The Wellesley Historical Society on Thursday night dusted off pieces from its space-challenged collection and let it breathe during a showing at a stately Wellesley Hills home.
Dozens of guests mingled, sipped wine and sparkly water, and chomped on light munchies while checking out the oldies but goodies and listening to WHS officials share their vision of bringing the non-profit society’s artifacts more into public view.
John Celi, president of the society, said one goal is to help more residents understand the role Wellesley played in the development of the United States itself. New Executive Director Bob Damon, formerly with the Old North Church in Boston, says the society is reaching out to the public for ideas about how to make its collection more accessible to residents old and especially young.
The society, which started in 1925, is currently constrained from exposing many of its pieces at the relatively small Dadmun-McNamara House at 229 Washington St. Curator Kathleen Fahey, interns and others have been cataloguing the collection to figure out just what the society has on its hands.
Some of those items, including spectacular Denton butterflies and butterfly jewelry, a steampunky old magic lantern (think latter day PowerPoint projector, Fahey says), old maps and blueprints, a robe worn by famous Wellesleyite Katharine Lee Bates and a painting by Mary Brewster Hazelton, were on display at the party.

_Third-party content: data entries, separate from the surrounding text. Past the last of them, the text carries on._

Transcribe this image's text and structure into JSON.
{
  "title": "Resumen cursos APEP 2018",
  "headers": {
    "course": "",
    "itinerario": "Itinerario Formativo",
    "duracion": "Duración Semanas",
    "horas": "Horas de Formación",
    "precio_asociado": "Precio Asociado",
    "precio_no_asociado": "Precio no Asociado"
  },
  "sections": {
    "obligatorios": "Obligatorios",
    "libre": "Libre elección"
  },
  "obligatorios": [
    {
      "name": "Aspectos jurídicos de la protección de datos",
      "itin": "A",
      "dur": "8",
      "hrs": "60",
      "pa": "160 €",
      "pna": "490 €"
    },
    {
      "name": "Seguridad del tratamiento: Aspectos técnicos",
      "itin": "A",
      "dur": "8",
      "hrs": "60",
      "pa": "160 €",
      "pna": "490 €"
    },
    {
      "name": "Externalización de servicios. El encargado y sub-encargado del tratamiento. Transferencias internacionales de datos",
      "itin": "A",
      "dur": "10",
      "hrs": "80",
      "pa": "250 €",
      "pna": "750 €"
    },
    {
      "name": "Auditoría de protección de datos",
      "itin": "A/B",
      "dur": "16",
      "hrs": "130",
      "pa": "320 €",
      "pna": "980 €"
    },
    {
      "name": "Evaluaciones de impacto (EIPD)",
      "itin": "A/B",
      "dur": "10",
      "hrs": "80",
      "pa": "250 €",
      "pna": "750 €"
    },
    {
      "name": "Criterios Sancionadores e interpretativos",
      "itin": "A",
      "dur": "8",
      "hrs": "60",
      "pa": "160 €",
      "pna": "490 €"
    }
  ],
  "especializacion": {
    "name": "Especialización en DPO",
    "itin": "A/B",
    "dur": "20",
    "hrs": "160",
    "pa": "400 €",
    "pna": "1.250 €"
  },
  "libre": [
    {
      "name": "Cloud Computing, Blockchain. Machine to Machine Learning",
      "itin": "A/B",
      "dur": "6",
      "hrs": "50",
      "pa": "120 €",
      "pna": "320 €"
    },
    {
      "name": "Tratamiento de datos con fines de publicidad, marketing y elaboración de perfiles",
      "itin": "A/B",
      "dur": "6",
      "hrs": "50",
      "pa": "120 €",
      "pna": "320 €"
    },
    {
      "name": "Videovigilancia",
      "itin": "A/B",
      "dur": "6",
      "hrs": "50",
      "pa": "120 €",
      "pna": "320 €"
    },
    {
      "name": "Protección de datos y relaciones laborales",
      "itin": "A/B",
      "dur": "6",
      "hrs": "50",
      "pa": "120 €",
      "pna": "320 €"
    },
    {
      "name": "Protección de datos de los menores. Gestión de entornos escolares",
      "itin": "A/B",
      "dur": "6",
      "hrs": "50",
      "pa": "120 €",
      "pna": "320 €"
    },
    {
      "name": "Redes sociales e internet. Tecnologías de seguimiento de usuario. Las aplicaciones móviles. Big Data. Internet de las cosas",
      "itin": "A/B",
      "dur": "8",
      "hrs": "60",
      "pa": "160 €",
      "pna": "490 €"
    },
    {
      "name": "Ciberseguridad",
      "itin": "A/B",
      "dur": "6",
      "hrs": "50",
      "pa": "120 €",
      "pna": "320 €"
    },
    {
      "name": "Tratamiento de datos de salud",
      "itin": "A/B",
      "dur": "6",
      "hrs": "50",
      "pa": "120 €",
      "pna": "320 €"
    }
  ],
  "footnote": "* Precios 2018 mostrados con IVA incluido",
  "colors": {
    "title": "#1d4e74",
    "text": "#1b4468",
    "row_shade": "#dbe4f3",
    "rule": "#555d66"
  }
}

Next up: A program being held at the Wellesley Free Library on Sunday, Nov. 18 at 2pm about the history of Thanksgiving.